Some stats from ShellShock test tool analysis

It’s been an interesting past few days. As you can probably tell from the counters at http://shellshock.brandonpotter.com, the vulnerability test tool logs some statistical information.

When the tool sends a HTTP request, it contains a special URL that, if successful, lets us know that the bash command was executed on the remote system, and via which type of HTTP header embed was successful in executing the command.

At the time of this post, a little over 121,000 tests have been run, representing approximately 88,000 unique hosts. The vast majority of systems have not been affected in a way that this tool detects. Last week, it was around 8% of systems, and as of today that number has dropped closer to 6% and continues to drop. Here is the breakdown of vulnerabilities that the tool has found:

  • 35% – Cookie Attack – These sites were susceptible to a bash command embedded in a Cookie HTTP header.
  • 33% – Referer Attack – Bash command embedded in a Referer HTTP header.
  • 32% – User-Agent Attack – Bash command embedded in a User-Agent header.

So, it’s roughly evenly distributed across HTTP headers, but Cookie is the most vulnerable by a few points.

The test tool also uses a few different commands, since it depends on wget or curl and these may be located in different locations. /usr/bin/wget is by far the most successful, with 52% of the vulnerabilities identified through it. (Not that this matters, since most intentional attacks would likely focus on doing something a little more evil than wget’ing a URL, but it has been interesting to see which worked.)

Note: Keep in mind that this is a HTTP test tool only, and while HTTP is the easiest and most open attack point to your servers, it is not necessarily the only way this can be exploited if you didn’t patch. For the test tool to find a vulnerability, you must have a vulnerable Bash shell, in addition to a CGI script / environment running on your web server that calls Bash to do something.

On a different, more mildly interesting note of how folks are testing their junk…

There is a disclaimer that the test tool should only be used on your own sites.
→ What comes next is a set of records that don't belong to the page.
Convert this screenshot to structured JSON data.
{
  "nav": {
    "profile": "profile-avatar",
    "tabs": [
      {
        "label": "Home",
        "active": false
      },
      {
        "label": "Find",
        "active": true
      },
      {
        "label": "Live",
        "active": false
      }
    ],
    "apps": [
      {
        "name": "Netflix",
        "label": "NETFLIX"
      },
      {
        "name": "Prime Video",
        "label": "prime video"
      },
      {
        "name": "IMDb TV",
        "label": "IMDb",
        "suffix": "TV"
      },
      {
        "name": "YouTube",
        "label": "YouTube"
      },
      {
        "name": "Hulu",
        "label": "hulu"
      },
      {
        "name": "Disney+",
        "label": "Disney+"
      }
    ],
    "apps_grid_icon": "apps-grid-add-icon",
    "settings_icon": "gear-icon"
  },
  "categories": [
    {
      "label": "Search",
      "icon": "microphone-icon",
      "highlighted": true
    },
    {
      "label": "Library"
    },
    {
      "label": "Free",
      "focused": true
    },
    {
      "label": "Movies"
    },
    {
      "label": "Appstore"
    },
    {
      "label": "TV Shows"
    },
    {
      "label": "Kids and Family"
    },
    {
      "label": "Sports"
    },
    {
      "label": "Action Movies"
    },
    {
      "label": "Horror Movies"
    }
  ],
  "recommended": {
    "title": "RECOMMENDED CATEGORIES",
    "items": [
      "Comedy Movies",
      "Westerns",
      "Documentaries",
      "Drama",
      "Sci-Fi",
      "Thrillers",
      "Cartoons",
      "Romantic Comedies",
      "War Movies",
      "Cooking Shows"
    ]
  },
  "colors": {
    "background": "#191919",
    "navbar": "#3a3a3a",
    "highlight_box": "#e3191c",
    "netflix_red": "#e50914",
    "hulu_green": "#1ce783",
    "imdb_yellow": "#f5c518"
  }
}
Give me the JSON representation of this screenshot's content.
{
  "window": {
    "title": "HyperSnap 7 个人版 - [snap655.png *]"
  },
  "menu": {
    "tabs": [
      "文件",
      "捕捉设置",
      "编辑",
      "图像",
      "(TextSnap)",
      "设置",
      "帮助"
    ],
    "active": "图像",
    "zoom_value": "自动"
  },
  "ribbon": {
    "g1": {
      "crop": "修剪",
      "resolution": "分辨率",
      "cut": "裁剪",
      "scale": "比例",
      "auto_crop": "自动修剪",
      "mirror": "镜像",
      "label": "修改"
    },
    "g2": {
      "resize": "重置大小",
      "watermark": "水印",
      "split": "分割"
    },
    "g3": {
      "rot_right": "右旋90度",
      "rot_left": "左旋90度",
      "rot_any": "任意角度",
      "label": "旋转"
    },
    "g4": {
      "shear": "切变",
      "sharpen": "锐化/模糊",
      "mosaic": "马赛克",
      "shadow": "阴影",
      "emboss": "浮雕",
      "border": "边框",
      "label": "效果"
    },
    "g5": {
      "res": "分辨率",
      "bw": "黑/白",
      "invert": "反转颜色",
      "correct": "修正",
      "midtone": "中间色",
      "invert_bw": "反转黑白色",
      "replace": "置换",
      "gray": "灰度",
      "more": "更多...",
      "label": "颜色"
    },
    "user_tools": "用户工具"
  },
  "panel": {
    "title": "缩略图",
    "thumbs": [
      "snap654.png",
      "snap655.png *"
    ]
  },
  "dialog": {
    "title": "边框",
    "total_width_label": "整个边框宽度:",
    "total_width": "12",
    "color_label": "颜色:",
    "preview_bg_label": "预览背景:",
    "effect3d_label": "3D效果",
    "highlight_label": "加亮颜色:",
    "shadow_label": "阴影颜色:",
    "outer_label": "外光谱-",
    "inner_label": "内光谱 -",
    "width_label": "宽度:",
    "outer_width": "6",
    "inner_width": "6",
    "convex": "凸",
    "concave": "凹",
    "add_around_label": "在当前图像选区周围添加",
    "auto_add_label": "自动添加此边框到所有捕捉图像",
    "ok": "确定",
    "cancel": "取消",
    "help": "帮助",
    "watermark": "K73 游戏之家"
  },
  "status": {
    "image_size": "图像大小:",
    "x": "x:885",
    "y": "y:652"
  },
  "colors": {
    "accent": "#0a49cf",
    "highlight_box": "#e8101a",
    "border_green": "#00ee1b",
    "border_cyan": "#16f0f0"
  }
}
Of the crazy people, the misfits, the rebels, the troublemakers:

  • 695 people have tested google.com – fear not, they have things under control over there now.
  • 259 people have tested facebook.com – uncle Mark would be proud.
  • 155 people have tested shellshock.brandonpotter.com (y’all think you’re funny)
  • 75 people have tested 127.0.0.1 (again this is why we can’t have nice things)

A few of the popular sites have been blocked now, since it’s just a waste of resources at this point testing them over and over. I’m no fun.

Looking through the web logs, honorable mention goes to the good people testing these “sites”…

  • -1 or 1=1 and (select 1 and row(1,1)>(select count(*),concat(CONCAT(CHAR(95),CHAR(33),CHAR(64),CHAR(52),CHAR(100),CHAR(105),CHAR(108),CHAR(101),CHAR(109),CHAR(109),CHAR(97)),0x3a,floor(rand()*2))x from (select 1 union select 2)a group by x limit 1))
  • 1' || (select dbms_pipe.receive_message((chr(95)||chr(33)||chr(64)||chr(51)||chr(100)||chr(105)||chr(108)||chr(101)||chr(109)||chr(109)||chr(97)),25) from dual) || '
  • (select convert(int,CHAR(95)+CHAR(33)+CHAR(64)+CHAR(50)+CHAR(100)+CHAR(105)+CHAR(108)+CHAR(101)+CHAR(109)+CHAR(109)+CHAR(97)) FROM syscolumns)